Does it have to be milkfish belly to make this soup? No. Any fish fillet is good. And if using an oily fish like salmon, you don’t have to use the belly. Any part of the fish will yield good results.
What there is no substitute for is fresh coconut water. Fresh water from young coconut. Young. Water from young coconut is sweet. What you get from mature coconut is crap and not fit for drinking nor cooking.
Neither is there any substitute for the meat of young coconut. Not the kind that is grated and pressed to get coconut cream and milk. That’s too mature. You want coconut meat that is no thicker than an eighth of an inch and still shows signs of translucence.

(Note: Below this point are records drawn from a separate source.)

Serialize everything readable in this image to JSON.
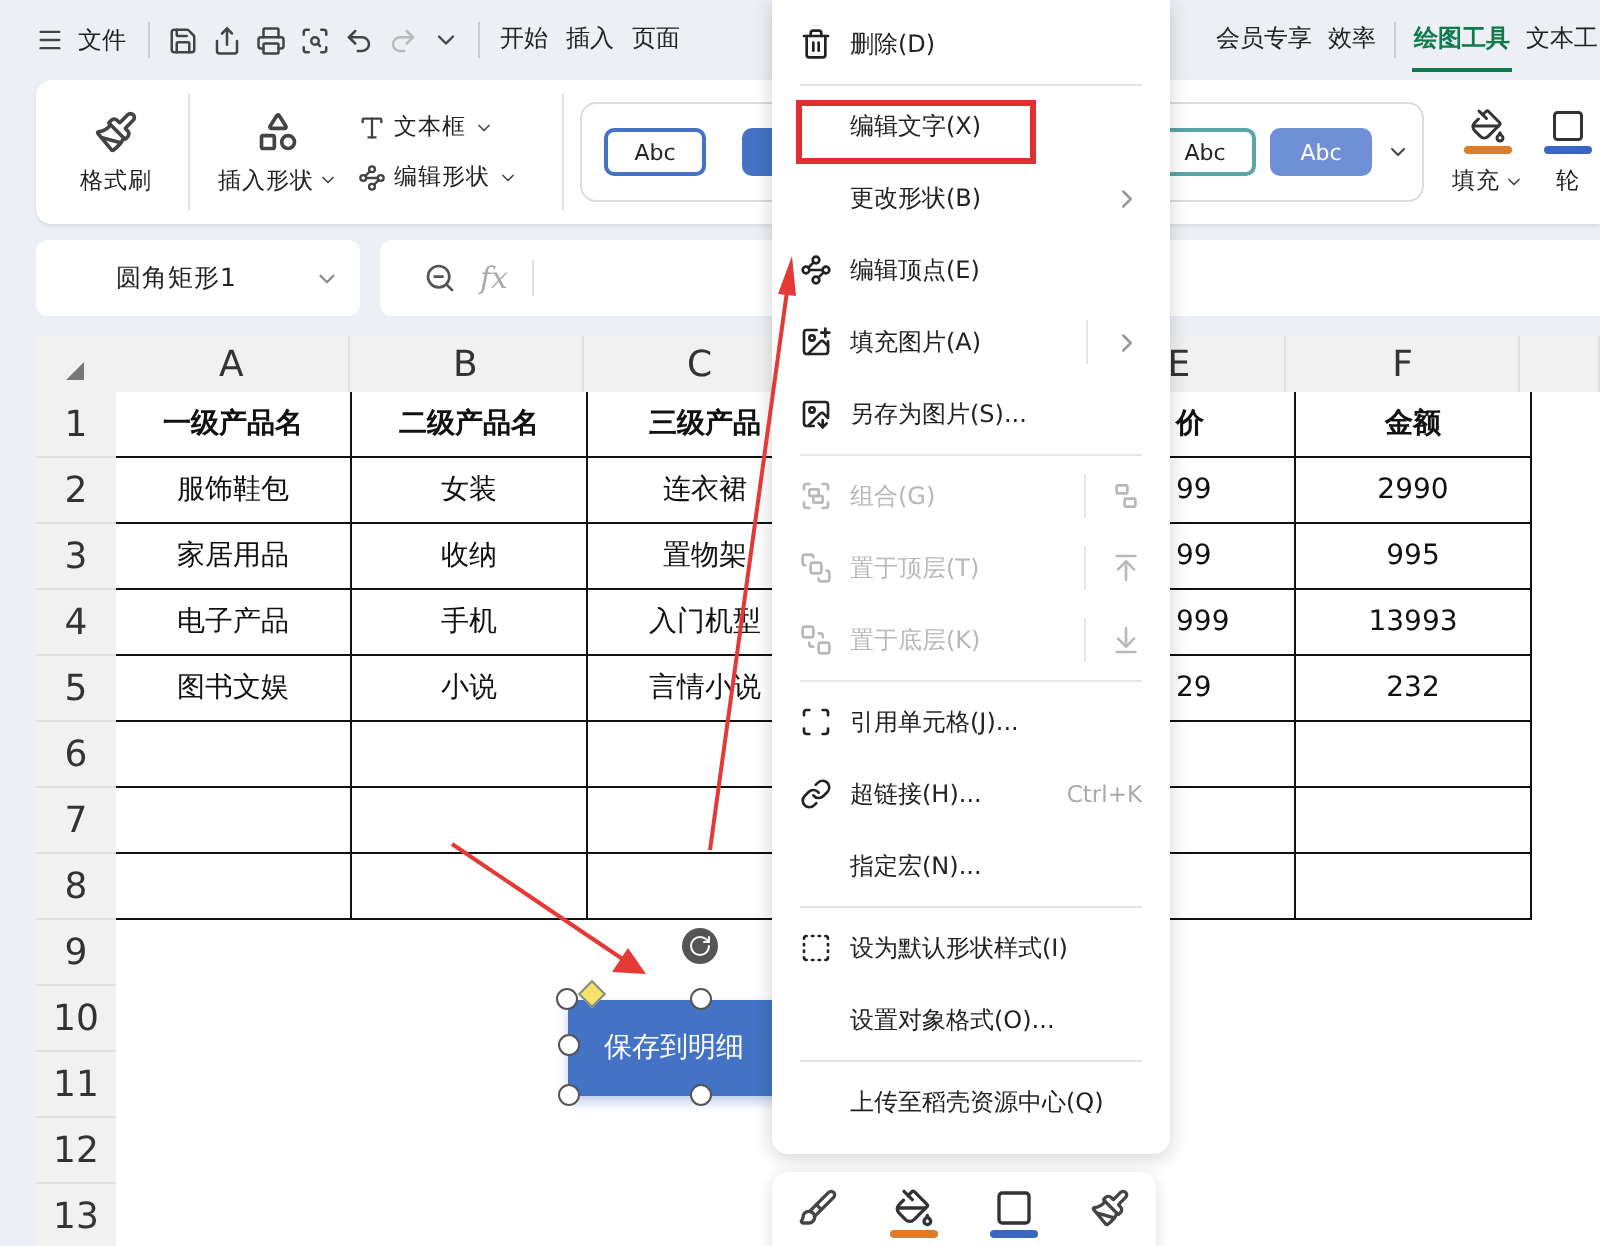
{
  "menu_bar": {
    "file_label": "文件",
    "tab_groups": [
      [
        {
          "label": "开始",
          "selected": false
        },
        {
          "label": "插入",
          "selected": false
        },
        {
          "label": "页面",
          "selected": false
        }
      ],
      [
        {
          "label": "会员专享",
          "selected": false
        },
        {
          "label": "效率",
          "selected": false
        },
        {
          "label": "绘图工具",
          "selected": true
        },
        {
          "label": "文本工",
          "selected": false
        }
      ]
    ]
  },
  "ribbon": {
    "format_painter": "格式刷",
    "insert_shape": "插入形状",
    "text_box": "文本框",
    "edit_shape": "编辑形状",
    "styles_left": [
      {
        "label": "Abc",
        "kind": "outline",
        "color": "#4472c4"
      },
      {
        "kind": "filled",
        "color": "#4472c4"
      }
    ],
    "styles_right": [
      {
        "label": "Abc",
        "kind": "outline",
        "color": "#5aa5a8"
      },
      {
        "label": "Abc",
        "kind": "filled",
        "color": "#6f8fd6"
      }
    ],
    "fill": "填充",
    "outline": "轮"
  },
  "formula_bar": {
    "name_box": "圆角矩形1",
    "fx": "fx"
  },
  "sheet": {
    "columns": [
      "A",
      "B",
      "C",
      null,
      "E",
      "F"
    ],
    "rows": [
      {
        "header": "1",
        "bordered": true,
        "bold": true,
        "cells": [
          "一级产品名",
          "二级产品名",
          "三级产品",
          null,
          "价",
          "金额"
        ]
      },
      {
        "header": "2",
        "bordered": true,
        "cells": [
          "服饰鞋包",
          "女装",
          "连衣裙",
          null,
          "99",
          "2990"
        ]
      },
      {
        "header": "3",
        "bordered": true,
        "cells": [
          "家居用品",
          "收纳",
          "置物架",
          null,
          "99",
          "995"
        ]
      },
      {
        "header": "4",
        "bordered": true,
        "cells": [
          "电子产品",
          "手机",
          "入门机型",
          null,
          "999",
          "13993"
        ]
      },
      {
        "header": "5",
        "bordered": true,
        "cells": [
          "图书文娱",
          "小说",
          "言情小说",
          null,
          "29",
          "232"
        ]
      },
      {
        "header": "6",
        "bordered": true
      },
      {
        "header": "7",
        "bordered": true
      },
      {
        "header": "8",
        "bordered": true
      },
      {
        "header": "9",
        "bordered": false
      },
      {
        "header": "10",
        "bordered": false
      },
      {
        "header": "11",
        "bordered": false
      },
      {
        "header": "12",
        "bordered": false
      },
      {
        "header": "13",
        "bordered": false
      }
    ]
  },
  "shape": {
    "text": "保存到明细"
  },
  "context_menu": [
    {
      "kind": "item",
      "label": "删除(D)",
      "disabled": false,
      "highlighted": false
    },
    {
      "kind": "separator"
    },
    {
      "kind": "item",
      "label": "编辑文字(X)",
      "disabled": false,
      "highlighted": true
    },
    {
      "kind": "item",
      "label": "更改形状(B)",
      "disabled": false,
      "highlighted": false,
      "submenu": true
    },
    {
      "kind": "item",
      "label": "编辑顶点(E)",
      "disabled": false,
      "highlighted": false
    },
    {
      "kind": "item",
      "label": "填充图片(A)",
      "disabled": false,
      "highlighted": false,
      "submenu": true
    },
    {
      "kind": "item",
      "label": "另存为图片(S)...",
      "disabled": false,
      "highlighted": false
    },
    {
      "kind": "separator"
    },
    {
      "kind": "item",
      "label": "组合(G)",
      "disabled": true,
      "highlighted": false
    },
    {
      "kind": "item",
      "label": "置于顶层(T)",
      "disabled": true,
      "highlighted": false
    },
    {
      "kind": "item",
      "label": "置于底层(K)",
      "disabled": true,
      "highlighted": false
    },
    {
      "kind": "separator"
    },
    {
      "kind": "item",
      "label": "引用单元格(J)...",
      "disabled": false,
      "highlighted": false
    },
    {
      "kind": "item",
      "label": "超链接(H)...",
      "disabled": false,
      "highlighted": false,
      "shortcut": "Ctrl+K"
    },
    {
      "kind": "item",
      "label": "指定宏(N)...",
      "disabled": false,
      "highlighted": false
    },
    {
      "kind": "separator"
    },
    {
      "kind": "item",
      "label": "设为默认形状样式(I)",
      "disabled": false,
      "highlighted": false
    },
    {
      "kind": "item",
      "label": "设置对象格式(O)...",
      "disabled": false,
      "highlighted": false
    },
    {
      "kind": "separator"
    },
    {
      "kind": "item",
      "label": "上传至稻壳资源中心(Q)",
      "disabled": false,
      "highlighted": false
    }
  ]
}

Bangus (milkfish) belly in gingered coconut broth
- Split the coconut (or have it done by the vendor) and save the water.
- Scrape the meat to separate it from the husk then cut into thin strips.

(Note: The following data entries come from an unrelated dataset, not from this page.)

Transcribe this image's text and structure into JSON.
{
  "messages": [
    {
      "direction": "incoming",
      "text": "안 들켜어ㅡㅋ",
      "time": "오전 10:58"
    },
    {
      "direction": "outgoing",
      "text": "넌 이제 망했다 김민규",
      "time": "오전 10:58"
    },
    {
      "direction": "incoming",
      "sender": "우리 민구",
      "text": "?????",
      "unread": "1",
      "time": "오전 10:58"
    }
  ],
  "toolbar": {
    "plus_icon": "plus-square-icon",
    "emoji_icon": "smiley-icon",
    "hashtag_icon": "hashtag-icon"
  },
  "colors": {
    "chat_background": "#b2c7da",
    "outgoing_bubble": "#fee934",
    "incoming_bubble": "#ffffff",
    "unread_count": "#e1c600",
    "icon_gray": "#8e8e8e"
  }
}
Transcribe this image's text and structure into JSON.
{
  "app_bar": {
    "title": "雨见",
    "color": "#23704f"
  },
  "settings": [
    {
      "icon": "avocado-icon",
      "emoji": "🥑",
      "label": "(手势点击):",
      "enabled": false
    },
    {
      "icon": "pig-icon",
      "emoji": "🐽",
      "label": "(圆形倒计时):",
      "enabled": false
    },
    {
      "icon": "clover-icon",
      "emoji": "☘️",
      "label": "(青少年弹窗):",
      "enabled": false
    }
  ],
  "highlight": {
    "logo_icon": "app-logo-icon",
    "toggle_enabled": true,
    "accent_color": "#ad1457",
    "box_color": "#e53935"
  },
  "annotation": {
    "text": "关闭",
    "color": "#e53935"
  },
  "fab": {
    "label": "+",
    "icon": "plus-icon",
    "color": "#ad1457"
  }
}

- Cut the milkfish belly fillets into one to two-inch pieces. Smaller or larger, that depends on you.
- Peel and thinly slice the shallot and ginger.
- Pick the chili leaves from the stalks; discard the stalks.
- Heat the cooking oil in a sauce pan.
- Saute the ginger and shallot until aromatic and lightly browned.
- Pour in the coconut water and stir in the coconut meat.
- Season with fish sauce and pepper.
- Bring to the boil.
- Add the milkfish belly, season with more fish sauce and bring to the boil.
- Lower the heat and simmer for one minute (a little longer if you cut your milkfish belly into larger pieces). DO NOT overcook the fish.
- Turn off the heat.
- Add the chili leaves and press them down into the soup.
- Cover the pan and leave for five minutes to allow the fish to cook completely in the residual heat and to wilt the chili leaves.
- Taste and adjust the seasonings before serving your milkfish belly in gingered coconut broth.